Theatre Review - Nineteen Gardens

David Sturzaker and Olivia Le Andersen in Nineteen Gardens [The Other Richard]

THIS taut two-hander examines the fallout from a passionate relationship between an Eastern European woman, Aga (Olivia Le Andersen), and an older English man, John (David Sturzaker).

The pair meet in a cafĂ© and talk about their past time together. It’s been almost two years since they split. When they embarked on their affair they had both been married. While Aga’s marriage crumbled and she is left working as a chambermaid to support her two children, John carried on as normal and remained happily married to his wife, Cecilia.

Polish writer Magdalena Miecznicka demonstrates the part economics can play in a love affair. Those with money often dictate the pace of the relationship, when and where to meet and at what point it’s time to cut ties.

At first the observations about wealth and class feel a little trite: John talks about growing up with horses, and takes his privilege for granted.

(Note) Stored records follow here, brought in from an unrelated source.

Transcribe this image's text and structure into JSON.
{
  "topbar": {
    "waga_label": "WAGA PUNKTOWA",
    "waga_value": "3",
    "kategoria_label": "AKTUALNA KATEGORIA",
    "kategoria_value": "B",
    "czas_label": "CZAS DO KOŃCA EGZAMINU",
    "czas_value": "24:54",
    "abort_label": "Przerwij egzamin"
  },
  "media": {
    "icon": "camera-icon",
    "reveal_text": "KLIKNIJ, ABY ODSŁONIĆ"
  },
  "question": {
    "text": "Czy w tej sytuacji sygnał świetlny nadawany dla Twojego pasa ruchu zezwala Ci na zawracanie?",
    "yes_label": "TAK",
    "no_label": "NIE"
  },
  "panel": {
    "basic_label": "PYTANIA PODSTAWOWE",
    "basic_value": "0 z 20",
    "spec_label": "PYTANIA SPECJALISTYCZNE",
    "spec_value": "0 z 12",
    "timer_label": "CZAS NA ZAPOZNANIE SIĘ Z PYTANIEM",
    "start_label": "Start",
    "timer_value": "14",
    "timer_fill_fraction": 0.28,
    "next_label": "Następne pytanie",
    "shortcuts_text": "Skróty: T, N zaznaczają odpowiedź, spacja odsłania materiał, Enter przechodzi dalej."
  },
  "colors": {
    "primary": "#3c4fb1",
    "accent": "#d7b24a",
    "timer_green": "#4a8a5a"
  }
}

Things are equally black and white from Aga’s perspective. She takes a bus, because she can’t afford a tube, and recognises the difference between shopping at Aldi and Tesco, between buying cheese straws, which her children crave, and Aldi’s cheese twists which they find disgusting.

Gradually, darker motivations emerge. John is unrepentant and proudly declares his undiminished love for his wife. Aga reasons that he could easily afford to buy her a modest two-bed flat in north London.

Alice Hamilton’s production zips along, played out on Sarah Beaton’s blank canvas – the white backdrop changes colour to reflect a change in location, and bursts of music signify a shift in mood or register.

While the writing occasionally descends into cliché, terrific performances ensures the drama remains on track and this is a promising UK debut from Miecznicka.

Until December 9

Orignally published by Camden New Journal